*** Opening of DATASET ENTRIES ***

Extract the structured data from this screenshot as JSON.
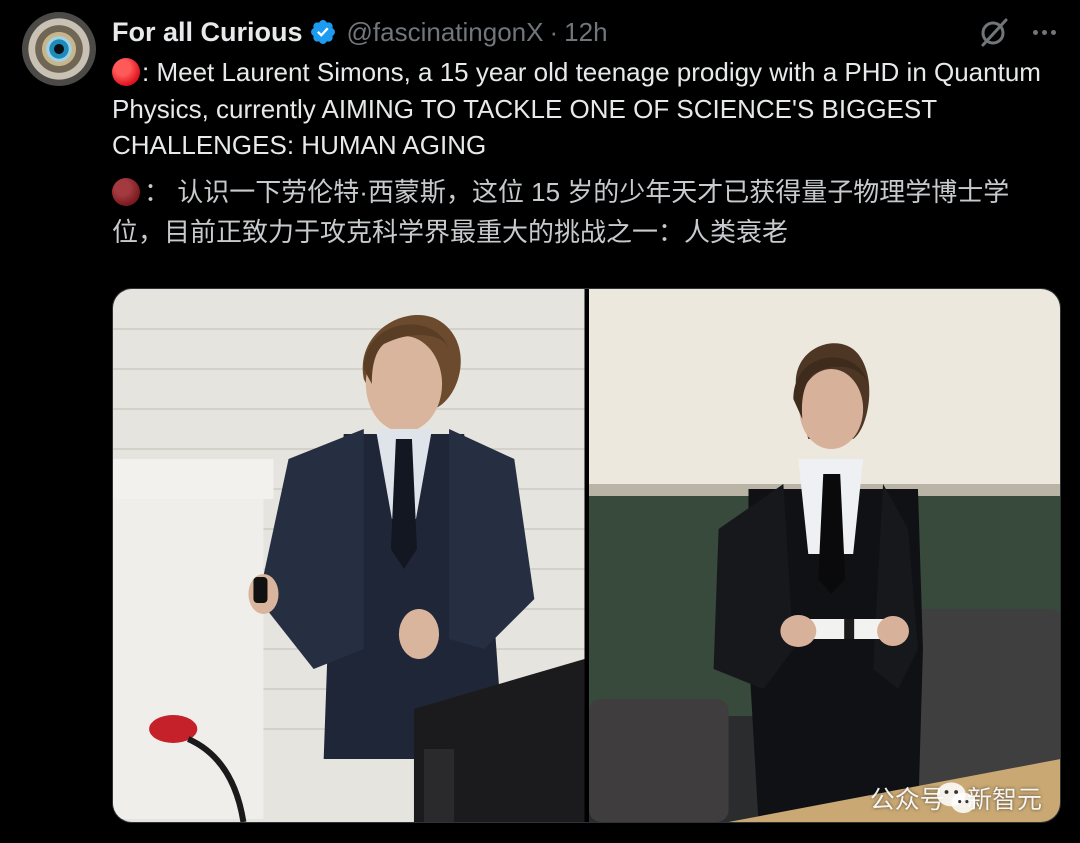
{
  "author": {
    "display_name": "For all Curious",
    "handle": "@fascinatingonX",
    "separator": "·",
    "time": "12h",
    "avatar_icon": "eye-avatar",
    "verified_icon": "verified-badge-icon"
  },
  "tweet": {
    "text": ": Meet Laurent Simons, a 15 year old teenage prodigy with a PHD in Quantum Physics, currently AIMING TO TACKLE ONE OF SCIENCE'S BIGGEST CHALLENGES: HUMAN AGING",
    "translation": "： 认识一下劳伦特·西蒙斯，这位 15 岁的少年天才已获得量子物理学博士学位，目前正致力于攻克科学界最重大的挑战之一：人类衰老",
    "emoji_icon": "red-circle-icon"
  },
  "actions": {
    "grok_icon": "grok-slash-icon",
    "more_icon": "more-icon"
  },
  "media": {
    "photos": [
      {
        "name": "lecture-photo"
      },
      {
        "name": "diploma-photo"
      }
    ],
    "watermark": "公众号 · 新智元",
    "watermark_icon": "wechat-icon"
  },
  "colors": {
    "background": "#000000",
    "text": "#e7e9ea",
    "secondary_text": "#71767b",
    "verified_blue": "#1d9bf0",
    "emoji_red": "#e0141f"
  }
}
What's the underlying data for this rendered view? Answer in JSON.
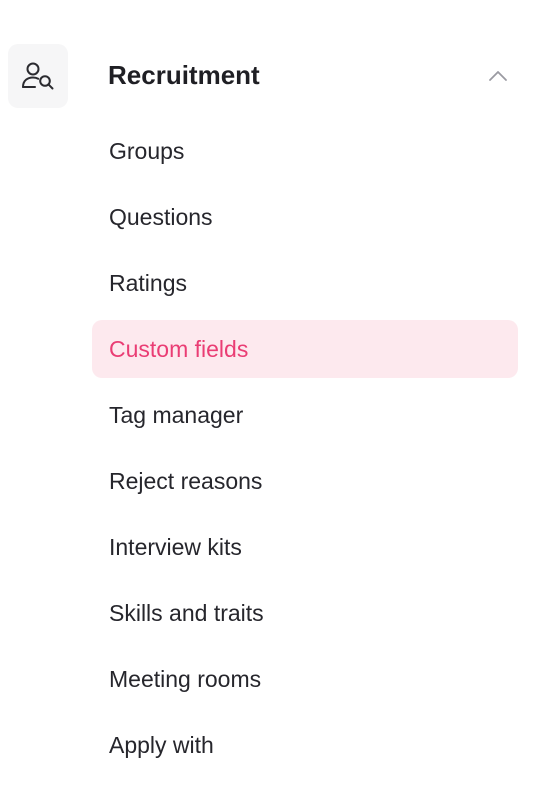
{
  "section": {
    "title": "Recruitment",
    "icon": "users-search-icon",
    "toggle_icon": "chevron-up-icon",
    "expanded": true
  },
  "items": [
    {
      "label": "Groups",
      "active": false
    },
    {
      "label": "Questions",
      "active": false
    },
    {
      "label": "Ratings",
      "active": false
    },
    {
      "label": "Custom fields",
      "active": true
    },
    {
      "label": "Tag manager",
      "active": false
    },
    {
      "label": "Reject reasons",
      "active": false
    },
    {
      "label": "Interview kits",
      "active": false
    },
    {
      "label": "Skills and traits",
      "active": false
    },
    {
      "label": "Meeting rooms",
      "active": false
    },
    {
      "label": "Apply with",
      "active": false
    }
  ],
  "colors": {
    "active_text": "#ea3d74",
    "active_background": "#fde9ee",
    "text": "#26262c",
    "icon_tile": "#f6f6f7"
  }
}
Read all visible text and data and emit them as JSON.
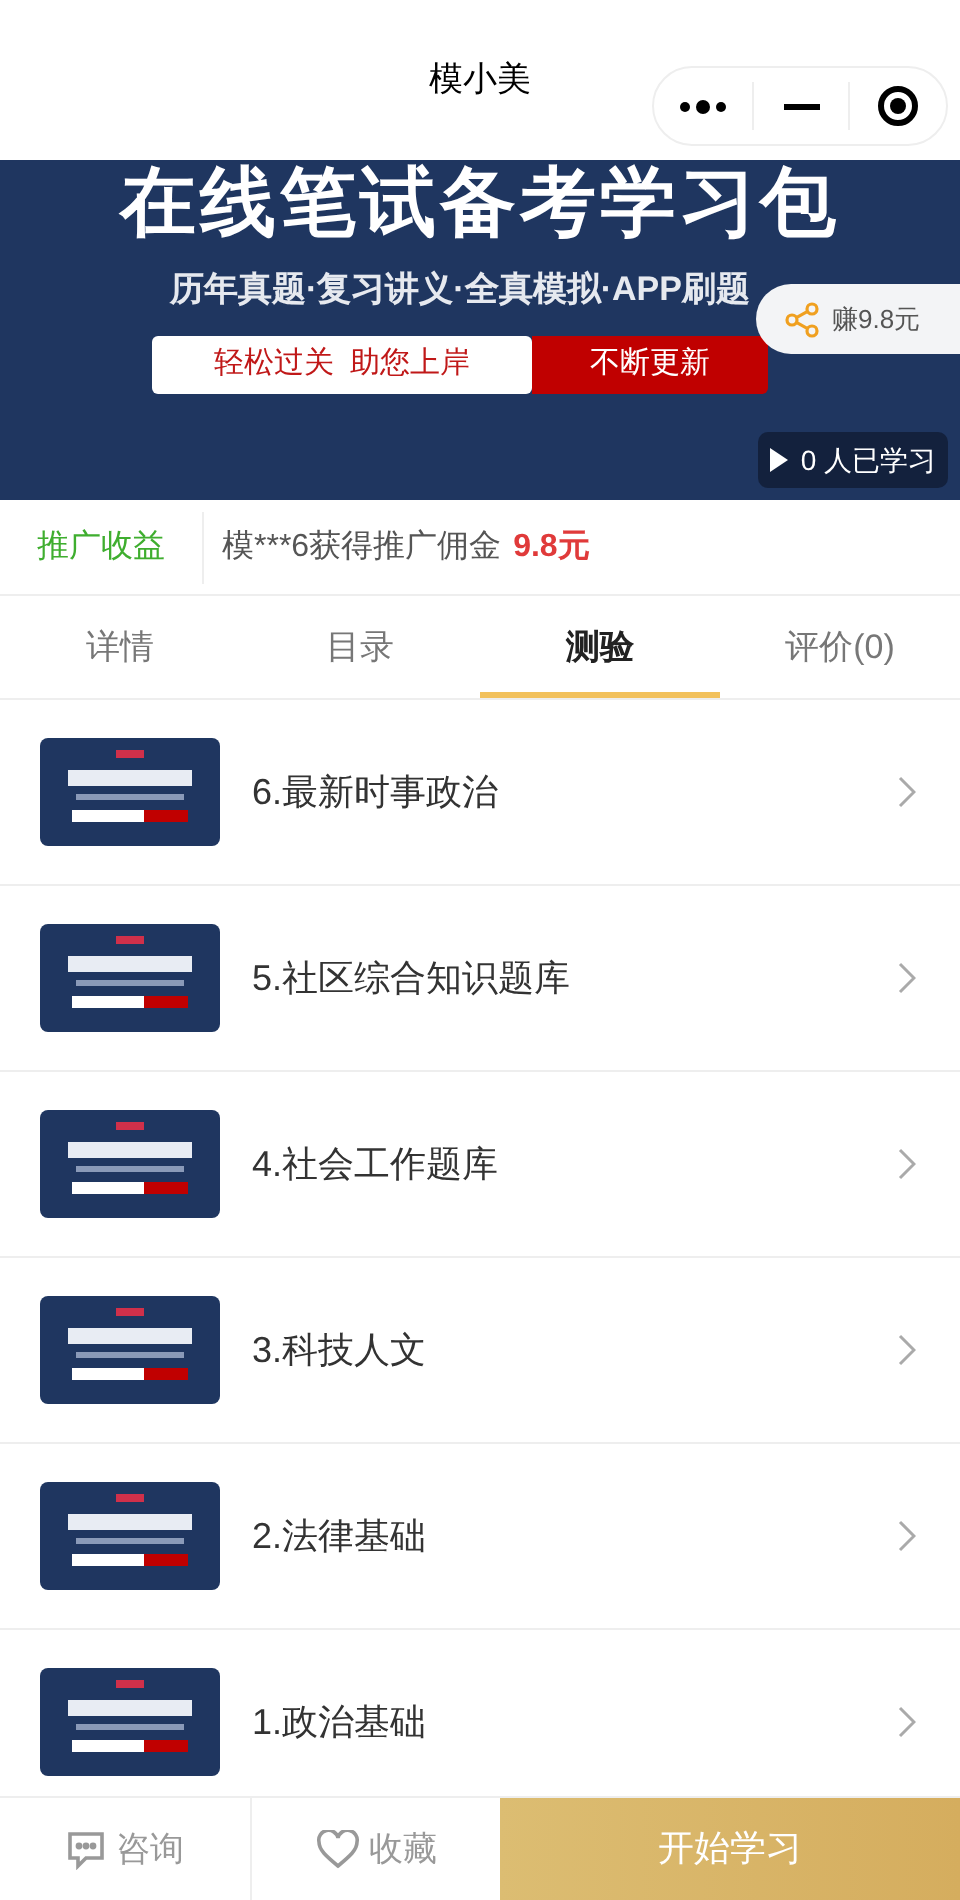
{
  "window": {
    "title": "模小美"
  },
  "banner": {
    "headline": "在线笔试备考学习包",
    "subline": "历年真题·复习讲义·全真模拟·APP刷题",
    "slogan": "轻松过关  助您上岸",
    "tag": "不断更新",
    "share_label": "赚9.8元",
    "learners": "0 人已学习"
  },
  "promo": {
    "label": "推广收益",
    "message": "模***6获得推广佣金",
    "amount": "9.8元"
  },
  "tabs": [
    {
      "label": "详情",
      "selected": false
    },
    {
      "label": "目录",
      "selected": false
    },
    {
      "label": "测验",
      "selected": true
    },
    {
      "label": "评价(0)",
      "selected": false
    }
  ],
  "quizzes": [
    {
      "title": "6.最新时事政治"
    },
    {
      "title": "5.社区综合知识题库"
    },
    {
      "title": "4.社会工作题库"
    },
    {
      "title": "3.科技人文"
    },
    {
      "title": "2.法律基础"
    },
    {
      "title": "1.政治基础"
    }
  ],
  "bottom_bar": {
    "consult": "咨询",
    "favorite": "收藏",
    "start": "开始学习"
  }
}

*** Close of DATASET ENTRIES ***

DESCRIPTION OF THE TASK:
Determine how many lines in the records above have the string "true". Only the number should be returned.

WRITTEN ANSWER:
3